Each record must be printed again exactly as it appears.

Data for review:
===

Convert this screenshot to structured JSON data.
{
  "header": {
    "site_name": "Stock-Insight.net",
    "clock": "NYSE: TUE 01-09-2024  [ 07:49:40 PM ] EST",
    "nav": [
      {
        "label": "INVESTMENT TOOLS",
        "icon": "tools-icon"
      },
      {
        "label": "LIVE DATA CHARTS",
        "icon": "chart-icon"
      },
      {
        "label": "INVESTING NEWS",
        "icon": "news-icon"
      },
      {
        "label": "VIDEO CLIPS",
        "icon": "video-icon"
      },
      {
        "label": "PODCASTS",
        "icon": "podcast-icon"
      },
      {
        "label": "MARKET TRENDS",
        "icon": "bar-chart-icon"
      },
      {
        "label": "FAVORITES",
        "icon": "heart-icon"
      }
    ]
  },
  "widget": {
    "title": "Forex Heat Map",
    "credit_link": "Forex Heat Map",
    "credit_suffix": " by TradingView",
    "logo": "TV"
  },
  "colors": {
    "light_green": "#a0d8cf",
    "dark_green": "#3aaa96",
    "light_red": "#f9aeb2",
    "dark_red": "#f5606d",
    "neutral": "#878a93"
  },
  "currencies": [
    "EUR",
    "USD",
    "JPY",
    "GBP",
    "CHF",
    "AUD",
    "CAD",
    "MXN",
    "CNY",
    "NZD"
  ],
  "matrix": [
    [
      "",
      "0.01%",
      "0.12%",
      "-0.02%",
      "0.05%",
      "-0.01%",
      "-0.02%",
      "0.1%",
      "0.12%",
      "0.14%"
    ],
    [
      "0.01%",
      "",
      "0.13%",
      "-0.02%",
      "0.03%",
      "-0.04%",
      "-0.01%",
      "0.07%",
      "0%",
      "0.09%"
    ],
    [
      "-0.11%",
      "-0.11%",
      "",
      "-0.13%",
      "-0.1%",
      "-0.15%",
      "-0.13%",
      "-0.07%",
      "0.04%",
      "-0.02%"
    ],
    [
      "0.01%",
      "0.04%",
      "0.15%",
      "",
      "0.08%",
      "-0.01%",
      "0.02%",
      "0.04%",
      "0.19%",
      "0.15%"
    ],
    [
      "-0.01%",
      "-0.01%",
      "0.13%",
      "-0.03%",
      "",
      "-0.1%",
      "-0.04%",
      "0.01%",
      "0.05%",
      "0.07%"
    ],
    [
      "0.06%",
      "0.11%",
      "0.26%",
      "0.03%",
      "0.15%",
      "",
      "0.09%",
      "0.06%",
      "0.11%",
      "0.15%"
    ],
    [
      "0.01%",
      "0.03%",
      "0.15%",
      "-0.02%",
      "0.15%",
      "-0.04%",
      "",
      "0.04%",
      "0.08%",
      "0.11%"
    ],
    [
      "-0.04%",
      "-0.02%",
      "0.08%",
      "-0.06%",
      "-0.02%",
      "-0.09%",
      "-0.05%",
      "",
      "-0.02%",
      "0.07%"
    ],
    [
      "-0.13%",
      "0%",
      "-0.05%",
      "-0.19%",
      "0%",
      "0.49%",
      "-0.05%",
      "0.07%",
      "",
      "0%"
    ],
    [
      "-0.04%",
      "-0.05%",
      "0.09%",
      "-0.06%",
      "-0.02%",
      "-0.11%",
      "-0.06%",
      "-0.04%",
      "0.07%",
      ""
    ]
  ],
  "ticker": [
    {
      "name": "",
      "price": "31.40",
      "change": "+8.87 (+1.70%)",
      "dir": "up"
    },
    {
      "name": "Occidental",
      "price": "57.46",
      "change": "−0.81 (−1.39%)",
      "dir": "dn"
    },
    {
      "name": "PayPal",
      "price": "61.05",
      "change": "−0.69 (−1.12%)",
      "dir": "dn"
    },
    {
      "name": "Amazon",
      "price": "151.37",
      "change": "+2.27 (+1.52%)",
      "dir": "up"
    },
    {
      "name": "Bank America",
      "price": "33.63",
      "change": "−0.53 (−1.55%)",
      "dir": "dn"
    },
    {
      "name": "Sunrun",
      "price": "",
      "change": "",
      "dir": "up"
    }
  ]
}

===

Written reply:
Convert this screenshot to structured JSON data.
{
  "header": {
    "site_name": "Stock-Insight.net",
    "clock": "NYSE: TUE 01-09-2024  [ 07:49:40 PM ] EST",
    "nav": [
      {
        "label": "INVESTMENT TOOLS",
        "icon": "tools-icon"
      },
      {
        "label": "LIVE DATA CHARTS",
        "icon": "chart-icon"
      },
      {
        "label": "INVESTING NEWS",
        "icon": "news-icon"
      },
      {
        "label": "VIDEO CLIPS",
        "icon": "video-icon"
      },
      {
        "label": "PODCASTS",
        "icon": "podcast-icon"
      },
      {
        "label": "MARKET TRENDS",
        "icon": "bar-chart-icon"
      },
      {
        "label": "FAVORITES",
        "icon": "heart-icon"
      }
    ]
  },
  "widget": {
    "title": "Forex Heat Map",
    "credit_link": "Forex Heat Map",
    "credit_suffix": " by TradingView",
    "logo": "TV"
  },
  "colors": {
    "light_green": "#a0d8cf",
    "dark_green": "#3aaa96",
    "light_red": "#f9aeb2",
    "dark_red": "#f5606d",
    "neutral": "#878a93"
  },
  "currencies": [
    "EUR",
    "USD",
    "JPY",
    "GBP",
    "CHF",
    "AUD",
    "CAD",
    "MXN",
    "CNY",
    "NZD"
  ],
  "matrix": [
    [
      "",
      "0.01%",
      "0.12%",
      "-0.02%",
      "0.05%",
      "-0.01%",
      "-0.02%",
      "0.1%",
      "0.12%",
      "0.14%"
    ],
    [
      "0.01%",
      "",
      "0.13%",
      "-0.02%",
      "0.03%",
      "-0.04%",
      "-0.01%",
      "0.07%",
      "0%",
      "0.09%"
    ],
    [
      "-0.11%",
      "-0.11%",
      "",
      "-0.13%",
      "-0.1%",
      "-0.15%",
      "-0.13%",
      "-0.07%",
      "0.04%",
      "-0.02%"
    ],
    [
      "0.01%",
      "0.04%",
      "0.15%",
      "",
      "0.08%",
      "-0.01%",
      "0.02%",
      "0.04%",
      "0.19%",
      "0.15%"
    ],
    [
      "-0.01%",
      "-0.01%",
      "0.13%",
      "-0.03%",
      "",
      "-0.1%",
      "-0.04%",
      "0.01%",
      "0.05%",
      "0.07%"
    ],
    [
      "0.06%",
      "0.11%",
      "0.26%",
      "0.03%",
      "0.15%",
      "",
      "0.09%",
      "0.06%",
      "0.11%",
      "0.15%"
    ],
    [
      "0.01%",
      "0.03%",
      "0.15%",
      "-0.02%",
      "0.15%",
      "-0.04%",
      "",
      "0.04%",
      "0.08%",
      "0.11%"
    ],
    [
      "-0.04%",
      "-0.02%",
      "0.08%",
      "-0.06%",
      "-0.02%",
      "-0.09%",
      "-0.05%",
      "",
      "-0.02%",
      "0.07%"
    ],
    [
      "-0.13%",
      "0%",
      "-0.05%",
      "-0.19%",
      "0%",
      "0.49%",
      "-0.05%",
      "0.07%",
      "",
      "0%"
    ],
    [
      "-0.04%",
      "-0.05%",
      "0.09%",
      "-0.06%",
      "-0.02%",
      "-0.11%",
      "-0.06%",
      "-0.04%",
      "0.07%",
      ""
    ]
  ],
  "ticker": [
    {
      "name": "",
      "price": "31.40",
      "change": "+8.87 (+1.70%)",
      "dir": "up"
    },
    {
      "name": "Occidental",
      "price": "57.46",
      "change": "−0.81 (−1.39%)",
      "dir": "dn"
    },
    {
      "name": "PayPal",
      "price": "61.05",
      "change": "−0.69 (−1.12%)",
      "dir": "dn"
    },
    {
      "name": "Amazon",
      "price": "151.37",
      "change": "+2.27 (+1.52%)",
      "dir": "up"
    },
    {
      "name": "Bank America",
      "price": "33.63",
      "change": "−0.53 (−1.55%)",
      "dir": "dn"
    },
    {
      "name": "Sunrun",
      "price": "",
      "change": "",
      "dir": "up"
    }
  ]
}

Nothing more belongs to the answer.